In the finale the two find themselves on the banks of a celestial river as Sharon's daughter urges them to love god and so cross over. Foster, a lifelong atheist, makes the crossing. Sharon can't forgive God for permitting so much suffering and is stuck in purgatory for ever. End credits. And I realise that I've been watching a horror film that puts anything Lovecraft envisioned about a meaningless universe into the shade. Here the universe has meaning, all right, but it's the wrong meaning.

At this point it's worth quoting Roger Ebert, who gave the film 4/4 stars. Sharon 'defies God by asserting something we have all thought from time to time: That he has made us his playthings,that he has asked too much of his creatures.
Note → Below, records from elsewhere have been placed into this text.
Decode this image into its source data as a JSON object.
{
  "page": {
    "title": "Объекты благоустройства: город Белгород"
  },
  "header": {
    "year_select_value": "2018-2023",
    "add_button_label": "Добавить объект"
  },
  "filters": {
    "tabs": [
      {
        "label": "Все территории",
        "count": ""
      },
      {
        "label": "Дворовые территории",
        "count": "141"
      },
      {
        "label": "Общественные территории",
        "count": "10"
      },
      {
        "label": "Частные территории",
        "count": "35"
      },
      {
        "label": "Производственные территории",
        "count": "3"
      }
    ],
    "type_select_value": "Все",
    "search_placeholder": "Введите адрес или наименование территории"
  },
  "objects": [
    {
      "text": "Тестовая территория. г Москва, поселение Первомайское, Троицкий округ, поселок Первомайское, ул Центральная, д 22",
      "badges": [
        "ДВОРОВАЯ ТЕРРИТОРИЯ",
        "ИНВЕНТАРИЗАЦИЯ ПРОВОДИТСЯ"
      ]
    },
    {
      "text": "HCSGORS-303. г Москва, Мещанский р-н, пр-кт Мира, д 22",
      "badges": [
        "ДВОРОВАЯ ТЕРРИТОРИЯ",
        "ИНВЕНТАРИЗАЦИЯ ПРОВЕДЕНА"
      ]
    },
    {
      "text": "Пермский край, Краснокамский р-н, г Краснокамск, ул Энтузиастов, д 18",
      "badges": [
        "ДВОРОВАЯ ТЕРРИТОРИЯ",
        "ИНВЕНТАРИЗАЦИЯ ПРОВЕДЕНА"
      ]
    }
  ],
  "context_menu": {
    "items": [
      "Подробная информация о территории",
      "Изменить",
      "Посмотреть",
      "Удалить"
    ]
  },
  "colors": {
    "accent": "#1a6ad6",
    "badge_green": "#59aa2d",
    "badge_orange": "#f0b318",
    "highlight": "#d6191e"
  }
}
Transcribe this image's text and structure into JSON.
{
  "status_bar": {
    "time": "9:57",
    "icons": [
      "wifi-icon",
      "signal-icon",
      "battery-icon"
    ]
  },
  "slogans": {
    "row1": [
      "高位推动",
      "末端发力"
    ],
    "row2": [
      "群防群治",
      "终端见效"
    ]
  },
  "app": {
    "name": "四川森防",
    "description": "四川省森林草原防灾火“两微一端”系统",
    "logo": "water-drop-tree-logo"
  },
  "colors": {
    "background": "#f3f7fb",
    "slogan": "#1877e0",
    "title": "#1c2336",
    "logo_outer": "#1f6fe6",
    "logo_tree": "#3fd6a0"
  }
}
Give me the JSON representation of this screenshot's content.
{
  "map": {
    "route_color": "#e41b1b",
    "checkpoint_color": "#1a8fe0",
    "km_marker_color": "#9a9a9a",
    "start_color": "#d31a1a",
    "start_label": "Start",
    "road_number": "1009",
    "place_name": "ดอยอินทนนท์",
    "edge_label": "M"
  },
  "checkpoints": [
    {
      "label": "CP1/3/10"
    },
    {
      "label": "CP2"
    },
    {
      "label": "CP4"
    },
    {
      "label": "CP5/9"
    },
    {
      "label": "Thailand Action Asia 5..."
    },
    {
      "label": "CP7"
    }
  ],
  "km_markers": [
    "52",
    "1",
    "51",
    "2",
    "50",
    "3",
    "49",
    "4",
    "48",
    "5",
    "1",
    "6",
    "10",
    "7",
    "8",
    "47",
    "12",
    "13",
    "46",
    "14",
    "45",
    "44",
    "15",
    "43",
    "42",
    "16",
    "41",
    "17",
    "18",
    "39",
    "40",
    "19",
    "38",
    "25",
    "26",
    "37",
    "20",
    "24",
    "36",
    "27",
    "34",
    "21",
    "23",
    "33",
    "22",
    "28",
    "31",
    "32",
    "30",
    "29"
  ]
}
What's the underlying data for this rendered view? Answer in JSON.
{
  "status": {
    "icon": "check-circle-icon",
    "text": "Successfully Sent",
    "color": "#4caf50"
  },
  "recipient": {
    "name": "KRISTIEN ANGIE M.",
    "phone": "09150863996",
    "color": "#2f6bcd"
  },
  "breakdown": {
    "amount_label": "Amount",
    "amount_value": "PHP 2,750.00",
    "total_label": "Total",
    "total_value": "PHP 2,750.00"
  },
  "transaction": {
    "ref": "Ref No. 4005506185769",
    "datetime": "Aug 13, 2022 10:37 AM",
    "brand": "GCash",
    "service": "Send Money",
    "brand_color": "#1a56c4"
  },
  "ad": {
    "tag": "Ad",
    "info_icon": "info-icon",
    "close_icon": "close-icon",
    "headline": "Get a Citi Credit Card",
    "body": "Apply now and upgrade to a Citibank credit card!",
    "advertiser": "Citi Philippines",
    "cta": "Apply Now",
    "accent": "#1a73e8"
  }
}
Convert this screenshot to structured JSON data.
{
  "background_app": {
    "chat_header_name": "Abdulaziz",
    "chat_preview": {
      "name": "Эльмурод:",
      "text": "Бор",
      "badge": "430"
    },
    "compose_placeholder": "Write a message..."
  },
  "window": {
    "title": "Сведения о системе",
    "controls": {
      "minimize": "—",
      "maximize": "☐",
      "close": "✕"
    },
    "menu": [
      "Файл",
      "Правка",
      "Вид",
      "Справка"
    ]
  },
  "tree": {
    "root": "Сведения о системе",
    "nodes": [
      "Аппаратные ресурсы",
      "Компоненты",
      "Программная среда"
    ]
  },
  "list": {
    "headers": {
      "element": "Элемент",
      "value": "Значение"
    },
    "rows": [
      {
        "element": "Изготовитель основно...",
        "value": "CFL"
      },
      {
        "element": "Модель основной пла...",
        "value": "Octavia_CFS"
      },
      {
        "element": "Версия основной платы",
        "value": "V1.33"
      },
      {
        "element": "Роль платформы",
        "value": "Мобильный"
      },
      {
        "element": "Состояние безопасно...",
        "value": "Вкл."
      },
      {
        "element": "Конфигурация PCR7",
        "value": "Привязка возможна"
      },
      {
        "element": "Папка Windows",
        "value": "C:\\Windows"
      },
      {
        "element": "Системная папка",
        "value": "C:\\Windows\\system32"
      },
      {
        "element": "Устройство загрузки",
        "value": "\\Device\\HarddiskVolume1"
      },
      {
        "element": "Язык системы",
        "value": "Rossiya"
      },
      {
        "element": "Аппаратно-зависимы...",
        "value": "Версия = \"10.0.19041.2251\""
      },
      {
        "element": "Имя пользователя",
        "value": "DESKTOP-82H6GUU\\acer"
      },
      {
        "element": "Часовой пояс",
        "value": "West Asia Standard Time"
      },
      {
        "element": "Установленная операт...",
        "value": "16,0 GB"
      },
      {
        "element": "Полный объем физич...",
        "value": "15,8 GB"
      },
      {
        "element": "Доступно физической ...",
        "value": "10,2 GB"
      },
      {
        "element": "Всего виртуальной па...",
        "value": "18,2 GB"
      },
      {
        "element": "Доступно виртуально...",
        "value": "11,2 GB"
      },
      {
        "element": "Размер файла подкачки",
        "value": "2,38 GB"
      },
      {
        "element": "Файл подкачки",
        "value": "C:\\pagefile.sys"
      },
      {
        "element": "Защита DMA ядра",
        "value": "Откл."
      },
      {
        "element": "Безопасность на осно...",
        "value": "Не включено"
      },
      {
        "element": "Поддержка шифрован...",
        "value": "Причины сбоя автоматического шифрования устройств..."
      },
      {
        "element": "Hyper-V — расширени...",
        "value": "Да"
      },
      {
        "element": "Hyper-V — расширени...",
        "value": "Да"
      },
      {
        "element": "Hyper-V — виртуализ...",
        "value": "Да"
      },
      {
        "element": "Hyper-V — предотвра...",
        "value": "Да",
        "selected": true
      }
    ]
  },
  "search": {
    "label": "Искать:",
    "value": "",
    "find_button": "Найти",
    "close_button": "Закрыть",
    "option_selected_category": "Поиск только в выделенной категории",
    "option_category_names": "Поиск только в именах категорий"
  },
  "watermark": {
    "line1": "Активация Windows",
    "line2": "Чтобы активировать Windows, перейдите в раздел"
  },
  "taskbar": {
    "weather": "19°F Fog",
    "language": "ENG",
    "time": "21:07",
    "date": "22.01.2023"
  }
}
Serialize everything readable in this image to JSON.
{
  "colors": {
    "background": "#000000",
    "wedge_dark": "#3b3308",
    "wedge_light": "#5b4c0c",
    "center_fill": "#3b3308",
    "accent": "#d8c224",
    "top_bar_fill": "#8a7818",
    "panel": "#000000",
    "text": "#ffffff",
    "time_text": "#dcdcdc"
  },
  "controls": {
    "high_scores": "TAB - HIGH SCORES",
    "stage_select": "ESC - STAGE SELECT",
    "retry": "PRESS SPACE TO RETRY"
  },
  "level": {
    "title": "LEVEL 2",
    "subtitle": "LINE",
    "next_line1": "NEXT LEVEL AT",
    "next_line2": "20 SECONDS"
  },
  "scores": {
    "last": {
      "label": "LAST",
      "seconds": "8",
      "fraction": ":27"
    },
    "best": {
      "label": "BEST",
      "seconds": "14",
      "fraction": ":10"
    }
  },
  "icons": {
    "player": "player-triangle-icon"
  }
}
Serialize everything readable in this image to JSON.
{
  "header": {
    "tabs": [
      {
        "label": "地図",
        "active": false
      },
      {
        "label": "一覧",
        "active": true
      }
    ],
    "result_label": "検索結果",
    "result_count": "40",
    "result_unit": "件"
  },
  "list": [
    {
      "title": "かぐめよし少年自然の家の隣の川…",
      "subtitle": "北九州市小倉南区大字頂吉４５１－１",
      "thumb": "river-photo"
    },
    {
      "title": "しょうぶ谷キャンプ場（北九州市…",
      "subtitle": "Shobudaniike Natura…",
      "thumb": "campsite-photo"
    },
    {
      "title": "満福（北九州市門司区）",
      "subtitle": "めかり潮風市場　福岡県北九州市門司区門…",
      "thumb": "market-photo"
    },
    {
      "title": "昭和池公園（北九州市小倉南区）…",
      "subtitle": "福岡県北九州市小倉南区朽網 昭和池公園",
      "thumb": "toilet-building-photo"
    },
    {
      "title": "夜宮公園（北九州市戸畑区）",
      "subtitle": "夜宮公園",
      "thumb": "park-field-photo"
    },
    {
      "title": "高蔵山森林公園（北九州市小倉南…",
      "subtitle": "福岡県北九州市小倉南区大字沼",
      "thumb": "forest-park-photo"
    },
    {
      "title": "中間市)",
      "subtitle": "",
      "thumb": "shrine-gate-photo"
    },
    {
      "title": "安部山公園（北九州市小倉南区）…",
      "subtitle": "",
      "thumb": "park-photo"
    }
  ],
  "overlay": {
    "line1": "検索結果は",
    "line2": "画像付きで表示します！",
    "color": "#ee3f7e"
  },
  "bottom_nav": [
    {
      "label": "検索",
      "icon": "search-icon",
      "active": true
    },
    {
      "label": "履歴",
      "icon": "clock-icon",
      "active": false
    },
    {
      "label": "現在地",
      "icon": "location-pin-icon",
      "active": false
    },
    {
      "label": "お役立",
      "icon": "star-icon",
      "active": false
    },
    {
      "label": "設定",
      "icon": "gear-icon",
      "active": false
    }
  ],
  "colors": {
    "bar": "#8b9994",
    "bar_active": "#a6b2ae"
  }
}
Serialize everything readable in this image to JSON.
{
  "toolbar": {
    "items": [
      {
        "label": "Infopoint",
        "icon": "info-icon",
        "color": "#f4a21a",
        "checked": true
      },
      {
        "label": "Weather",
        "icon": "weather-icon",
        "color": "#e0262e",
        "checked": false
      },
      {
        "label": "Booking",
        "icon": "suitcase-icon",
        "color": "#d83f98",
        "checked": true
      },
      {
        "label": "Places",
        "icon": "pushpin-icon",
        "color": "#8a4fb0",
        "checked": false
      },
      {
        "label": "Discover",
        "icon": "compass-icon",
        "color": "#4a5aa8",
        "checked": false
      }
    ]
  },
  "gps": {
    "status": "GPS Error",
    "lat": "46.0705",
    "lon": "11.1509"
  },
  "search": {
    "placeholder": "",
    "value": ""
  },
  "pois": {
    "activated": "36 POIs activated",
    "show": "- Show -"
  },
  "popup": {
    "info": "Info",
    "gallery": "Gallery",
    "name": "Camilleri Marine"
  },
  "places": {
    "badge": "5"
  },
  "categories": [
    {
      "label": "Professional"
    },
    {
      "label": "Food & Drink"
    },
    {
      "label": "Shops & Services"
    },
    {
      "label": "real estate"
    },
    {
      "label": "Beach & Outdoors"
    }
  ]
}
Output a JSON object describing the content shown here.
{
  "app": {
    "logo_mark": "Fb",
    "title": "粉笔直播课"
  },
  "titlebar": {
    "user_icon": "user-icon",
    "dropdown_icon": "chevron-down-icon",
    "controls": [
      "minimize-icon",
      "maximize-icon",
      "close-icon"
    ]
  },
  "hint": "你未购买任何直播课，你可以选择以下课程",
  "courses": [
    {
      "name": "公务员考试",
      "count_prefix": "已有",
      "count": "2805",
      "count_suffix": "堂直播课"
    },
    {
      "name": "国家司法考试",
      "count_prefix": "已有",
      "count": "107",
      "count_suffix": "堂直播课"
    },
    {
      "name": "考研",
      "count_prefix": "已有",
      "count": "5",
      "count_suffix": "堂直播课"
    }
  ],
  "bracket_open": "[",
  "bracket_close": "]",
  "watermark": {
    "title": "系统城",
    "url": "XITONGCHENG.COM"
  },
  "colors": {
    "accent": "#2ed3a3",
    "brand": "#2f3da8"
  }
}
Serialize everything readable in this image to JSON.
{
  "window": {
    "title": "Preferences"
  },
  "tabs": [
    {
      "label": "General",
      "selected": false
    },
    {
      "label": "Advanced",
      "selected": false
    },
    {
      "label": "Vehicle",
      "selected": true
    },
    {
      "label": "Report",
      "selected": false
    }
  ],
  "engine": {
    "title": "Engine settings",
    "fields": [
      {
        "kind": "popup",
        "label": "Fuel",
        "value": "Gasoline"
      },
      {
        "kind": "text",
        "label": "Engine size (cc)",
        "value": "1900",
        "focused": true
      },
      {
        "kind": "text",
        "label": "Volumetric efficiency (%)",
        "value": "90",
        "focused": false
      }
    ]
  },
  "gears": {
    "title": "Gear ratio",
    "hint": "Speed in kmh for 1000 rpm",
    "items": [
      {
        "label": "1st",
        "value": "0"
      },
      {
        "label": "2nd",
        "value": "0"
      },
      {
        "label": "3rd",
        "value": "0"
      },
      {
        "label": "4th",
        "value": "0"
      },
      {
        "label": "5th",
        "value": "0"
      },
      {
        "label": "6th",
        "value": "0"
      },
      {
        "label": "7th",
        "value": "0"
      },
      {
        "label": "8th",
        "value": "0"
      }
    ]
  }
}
That being free to create any universe, he has made one that stands much in need of improvement.' This echoes the view of Kingsley Amis' protagonist in The Green Man, who actually gets to argue with God on this point.

I have no idea what to make of The Rapture except that it's a supernatural tale, and that God doesn't come out of it well, If Lucifer had appeared (I don't think he does) I might have given a weak cheer. A lot of Christians seem to have disliked it, but it's hardly reassuring for atheists either. Few mainstream movies are so strange, but to take religion seriously is to defy many cinematic conventions - not least the assertion that love conquers all. Tolkin does this with remarkable assurance. This is certainly not one to watch with beer and pizza.